let num = new Number(10);
However, you generally don't need to explicitly create Number objects in this way. Instead, you can just work with number primitives, like so:
let num = 10;
num to a Number object when you call methods on it. For example:
let num = 10;
console.log(num.toFixed(2)); // "10.00"
10 to a Number object so that the
toFixed method can be used.
The Number object also has properties for numerical constants, such as
Number.NaN (representing "Not a Number"),
Finally, note that while the Number object is useful, using number primitives is generally more efficient. You should avoid using the Number constructor unless necessary because creating Number objects can slow down execution speed.
let billion = 1_000_000_000;
console.log(typeof billion); // returns number and maintains its primitive
let billions = 2,000,000,000;
console.log(typeof billons) // Uncaught SyntaxError: Unexpected number
What is the most straightforward approach to avoid writing large numerical sequences like 1,000,000,000?
let billion = 1e9; // 1 billion, literally: 1 and 9 zeroes
console.log( 7.3e9 ); // 7.3 billions (same as 7300000000 or 7_300_000_000)
// In other words, e multiplies the number by 1 with the given zeroes count.
// 1e3 = 1 * 1000 // e3 means *1000
// 1.23e6 = 1.23 * 1000000 // e6 means *1000000
// Now let’s write something very small as a regular number.
// Say, 1 microsecond (one millionth of a second):
let ms = 0.000001;
// Using "e" can help.

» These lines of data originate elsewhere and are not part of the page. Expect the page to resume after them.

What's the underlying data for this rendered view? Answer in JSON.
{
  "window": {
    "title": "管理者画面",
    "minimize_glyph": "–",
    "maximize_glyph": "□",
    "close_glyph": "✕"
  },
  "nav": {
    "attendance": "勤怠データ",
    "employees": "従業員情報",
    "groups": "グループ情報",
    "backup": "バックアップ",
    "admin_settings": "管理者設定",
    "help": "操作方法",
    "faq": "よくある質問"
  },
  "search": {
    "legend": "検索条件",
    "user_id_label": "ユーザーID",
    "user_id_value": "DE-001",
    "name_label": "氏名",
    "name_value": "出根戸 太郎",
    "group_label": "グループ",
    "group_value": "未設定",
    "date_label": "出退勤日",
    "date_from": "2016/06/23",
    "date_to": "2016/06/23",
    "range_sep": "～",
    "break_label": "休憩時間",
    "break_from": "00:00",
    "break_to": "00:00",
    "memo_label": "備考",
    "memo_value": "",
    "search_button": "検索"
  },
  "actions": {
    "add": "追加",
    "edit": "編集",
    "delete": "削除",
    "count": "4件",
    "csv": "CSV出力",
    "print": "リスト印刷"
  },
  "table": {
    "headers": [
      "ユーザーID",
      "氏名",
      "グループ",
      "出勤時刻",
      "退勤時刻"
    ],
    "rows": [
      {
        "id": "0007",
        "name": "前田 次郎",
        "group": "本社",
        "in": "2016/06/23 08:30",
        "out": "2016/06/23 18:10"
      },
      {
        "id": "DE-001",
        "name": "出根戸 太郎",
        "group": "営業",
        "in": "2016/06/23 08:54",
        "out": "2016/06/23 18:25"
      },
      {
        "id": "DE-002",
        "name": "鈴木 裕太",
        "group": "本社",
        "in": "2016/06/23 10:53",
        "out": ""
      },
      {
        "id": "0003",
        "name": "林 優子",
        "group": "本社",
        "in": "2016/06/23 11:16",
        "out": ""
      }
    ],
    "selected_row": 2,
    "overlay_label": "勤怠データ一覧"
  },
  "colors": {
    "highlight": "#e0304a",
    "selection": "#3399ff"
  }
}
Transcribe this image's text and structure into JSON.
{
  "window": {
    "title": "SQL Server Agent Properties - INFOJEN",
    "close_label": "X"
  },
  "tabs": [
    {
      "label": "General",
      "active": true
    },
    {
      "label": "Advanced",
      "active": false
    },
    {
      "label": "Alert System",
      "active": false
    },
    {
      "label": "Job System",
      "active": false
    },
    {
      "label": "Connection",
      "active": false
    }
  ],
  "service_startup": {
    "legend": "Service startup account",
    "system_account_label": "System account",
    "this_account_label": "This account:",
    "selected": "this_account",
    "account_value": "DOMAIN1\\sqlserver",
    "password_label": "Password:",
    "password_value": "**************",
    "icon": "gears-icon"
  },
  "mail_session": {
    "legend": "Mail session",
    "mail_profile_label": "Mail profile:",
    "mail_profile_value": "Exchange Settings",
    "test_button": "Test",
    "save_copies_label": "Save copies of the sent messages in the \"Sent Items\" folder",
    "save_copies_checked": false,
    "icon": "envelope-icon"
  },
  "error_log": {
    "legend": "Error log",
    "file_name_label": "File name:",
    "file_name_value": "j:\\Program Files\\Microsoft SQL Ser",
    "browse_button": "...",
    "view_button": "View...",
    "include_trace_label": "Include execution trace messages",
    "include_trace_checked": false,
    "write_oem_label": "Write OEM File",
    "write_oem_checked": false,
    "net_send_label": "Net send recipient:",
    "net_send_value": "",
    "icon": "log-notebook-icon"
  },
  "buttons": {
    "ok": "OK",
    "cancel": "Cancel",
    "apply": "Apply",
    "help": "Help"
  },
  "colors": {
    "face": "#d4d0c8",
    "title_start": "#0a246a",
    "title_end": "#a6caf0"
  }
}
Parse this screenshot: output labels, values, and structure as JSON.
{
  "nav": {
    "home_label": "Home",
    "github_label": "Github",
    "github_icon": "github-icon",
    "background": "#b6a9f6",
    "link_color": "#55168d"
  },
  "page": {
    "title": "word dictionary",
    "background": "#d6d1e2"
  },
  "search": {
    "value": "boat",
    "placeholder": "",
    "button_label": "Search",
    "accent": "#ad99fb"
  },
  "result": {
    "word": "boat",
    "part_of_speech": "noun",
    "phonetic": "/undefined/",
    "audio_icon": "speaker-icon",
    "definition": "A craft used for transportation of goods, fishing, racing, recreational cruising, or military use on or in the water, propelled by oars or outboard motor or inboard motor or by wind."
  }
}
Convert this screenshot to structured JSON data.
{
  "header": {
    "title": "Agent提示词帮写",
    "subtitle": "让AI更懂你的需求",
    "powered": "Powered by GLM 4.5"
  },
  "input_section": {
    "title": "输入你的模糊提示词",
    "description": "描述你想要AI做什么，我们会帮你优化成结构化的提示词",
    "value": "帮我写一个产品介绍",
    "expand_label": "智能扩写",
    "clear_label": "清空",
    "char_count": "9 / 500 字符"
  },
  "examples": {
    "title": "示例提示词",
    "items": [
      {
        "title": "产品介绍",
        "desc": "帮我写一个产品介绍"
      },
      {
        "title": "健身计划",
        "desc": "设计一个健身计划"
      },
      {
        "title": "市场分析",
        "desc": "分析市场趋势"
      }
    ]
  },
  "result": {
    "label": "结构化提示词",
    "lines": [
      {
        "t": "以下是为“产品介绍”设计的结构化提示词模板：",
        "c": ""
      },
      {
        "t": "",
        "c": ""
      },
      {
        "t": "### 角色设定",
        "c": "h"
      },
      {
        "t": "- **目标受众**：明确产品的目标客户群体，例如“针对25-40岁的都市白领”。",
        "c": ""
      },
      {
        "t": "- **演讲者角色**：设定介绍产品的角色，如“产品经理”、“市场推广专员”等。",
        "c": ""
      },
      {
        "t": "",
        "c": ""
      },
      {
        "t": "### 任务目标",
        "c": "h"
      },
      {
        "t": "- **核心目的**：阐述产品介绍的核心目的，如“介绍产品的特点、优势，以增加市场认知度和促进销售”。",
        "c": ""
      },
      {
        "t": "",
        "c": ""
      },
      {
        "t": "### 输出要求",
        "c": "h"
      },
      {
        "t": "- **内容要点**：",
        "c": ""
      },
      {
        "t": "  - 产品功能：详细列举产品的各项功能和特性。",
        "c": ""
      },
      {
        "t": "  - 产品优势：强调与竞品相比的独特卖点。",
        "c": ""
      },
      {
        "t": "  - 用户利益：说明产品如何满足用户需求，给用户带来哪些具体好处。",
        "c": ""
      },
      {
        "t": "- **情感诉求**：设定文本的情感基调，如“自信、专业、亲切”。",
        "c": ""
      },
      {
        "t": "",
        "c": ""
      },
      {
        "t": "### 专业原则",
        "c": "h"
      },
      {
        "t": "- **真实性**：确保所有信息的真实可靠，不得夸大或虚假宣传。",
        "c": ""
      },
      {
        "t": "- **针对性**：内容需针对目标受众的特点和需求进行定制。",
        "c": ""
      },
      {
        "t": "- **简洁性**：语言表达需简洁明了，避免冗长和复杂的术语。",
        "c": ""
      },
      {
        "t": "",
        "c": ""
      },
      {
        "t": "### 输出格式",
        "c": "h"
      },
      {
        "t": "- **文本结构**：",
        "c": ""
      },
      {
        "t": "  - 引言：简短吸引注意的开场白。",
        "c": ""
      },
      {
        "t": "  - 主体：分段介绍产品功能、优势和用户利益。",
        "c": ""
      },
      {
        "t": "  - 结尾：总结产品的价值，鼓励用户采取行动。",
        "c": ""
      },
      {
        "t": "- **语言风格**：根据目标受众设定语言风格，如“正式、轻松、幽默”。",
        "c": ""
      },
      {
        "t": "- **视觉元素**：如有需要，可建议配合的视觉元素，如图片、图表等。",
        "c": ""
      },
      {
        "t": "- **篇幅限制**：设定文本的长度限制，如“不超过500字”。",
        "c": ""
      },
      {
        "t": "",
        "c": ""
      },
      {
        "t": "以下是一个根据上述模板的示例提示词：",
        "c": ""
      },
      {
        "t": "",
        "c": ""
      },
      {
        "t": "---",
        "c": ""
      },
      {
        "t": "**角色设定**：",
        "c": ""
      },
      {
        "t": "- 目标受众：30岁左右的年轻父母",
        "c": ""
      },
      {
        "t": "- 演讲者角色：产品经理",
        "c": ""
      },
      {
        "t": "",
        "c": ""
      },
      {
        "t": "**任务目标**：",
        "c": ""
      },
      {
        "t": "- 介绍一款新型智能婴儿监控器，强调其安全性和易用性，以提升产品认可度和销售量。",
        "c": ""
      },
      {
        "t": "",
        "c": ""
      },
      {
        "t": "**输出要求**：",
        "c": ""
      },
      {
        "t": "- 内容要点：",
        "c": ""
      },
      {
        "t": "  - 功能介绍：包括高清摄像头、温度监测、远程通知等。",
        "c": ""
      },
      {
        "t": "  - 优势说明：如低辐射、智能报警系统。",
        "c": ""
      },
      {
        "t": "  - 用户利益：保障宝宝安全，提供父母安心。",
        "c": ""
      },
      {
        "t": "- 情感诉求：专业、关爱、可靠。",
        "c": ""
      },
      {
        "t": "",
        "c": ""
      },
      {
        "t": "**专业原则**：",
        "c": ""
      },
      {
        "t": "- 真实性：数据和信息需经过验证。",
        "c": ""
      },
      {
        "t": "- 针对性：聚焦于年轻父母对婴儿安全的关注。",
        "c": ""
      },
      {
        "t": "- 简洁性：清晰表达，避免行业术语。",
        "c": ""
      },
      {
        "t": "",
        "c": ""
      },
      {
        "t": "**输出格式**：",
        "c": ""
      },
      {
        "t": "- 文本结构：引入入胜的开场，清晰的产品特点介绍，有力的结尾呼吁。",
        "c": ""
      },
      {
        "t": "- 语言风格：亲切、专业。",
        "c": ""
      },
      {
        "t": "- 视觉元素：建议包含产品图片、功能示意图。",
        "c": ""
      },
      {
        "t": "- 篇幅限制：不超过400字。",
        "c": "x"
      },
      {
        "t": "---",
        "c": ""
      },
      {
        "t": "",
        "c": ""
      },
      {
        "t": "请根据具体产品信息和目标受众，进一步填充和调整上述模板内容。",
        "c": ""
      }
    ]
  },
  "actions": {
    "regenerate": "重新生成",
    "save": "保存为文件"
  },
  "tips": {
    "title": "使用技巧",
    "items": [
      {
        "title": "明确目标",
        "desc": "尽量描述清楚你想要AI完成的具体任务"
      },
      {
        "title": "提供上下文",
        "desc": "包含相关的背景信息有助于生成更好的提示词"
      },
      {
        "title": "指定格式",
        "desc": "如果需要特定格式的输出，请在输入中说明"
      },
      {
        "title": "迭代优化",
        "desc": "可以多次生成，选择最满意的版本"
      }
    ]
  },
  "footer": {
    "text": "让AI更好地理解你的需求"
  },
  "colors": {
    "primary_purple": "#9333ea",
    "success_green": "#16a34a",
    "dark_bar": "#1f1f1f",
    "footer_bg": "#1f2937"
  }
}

If we’d like to avoid writing the zeroes explicitly
let ms = 1e-6; // six zeroes to the left from 1
For example, -1e3 is equivalent to -1000 or 1e-3 is equivalent to 0.001
console.log(1e-9); // 1e-9 is 0.000000001; the minus sign applies to the exponent
console.log(-1e9); // -1e9 is - 1000000000.0; minus sign applies to the number itself.
console.log(0xff); // 255
console.log(0xFF); // 255 (the same, case doesn't matter)
// Binary and octal numeral systems
let a = 0b11111111; // binary form of 255
let b = 0o377; // octal form of 255
console.log(a == b); // true, the same number 255 at both sides
Hexadecimal is base 16, The decimal is base 10, Octal is base 8, and Binary is base 2.
let num = 255;
console.log(num.toString(16)); // ff
console.log(num.toString(2)); // 11111111
console.log(parseInt('-15', 2)); // returns -15
console.log(parseInt('-15', 16)); // returns -21
// parseInt() syntax: parseInt(‘string’, [radix]);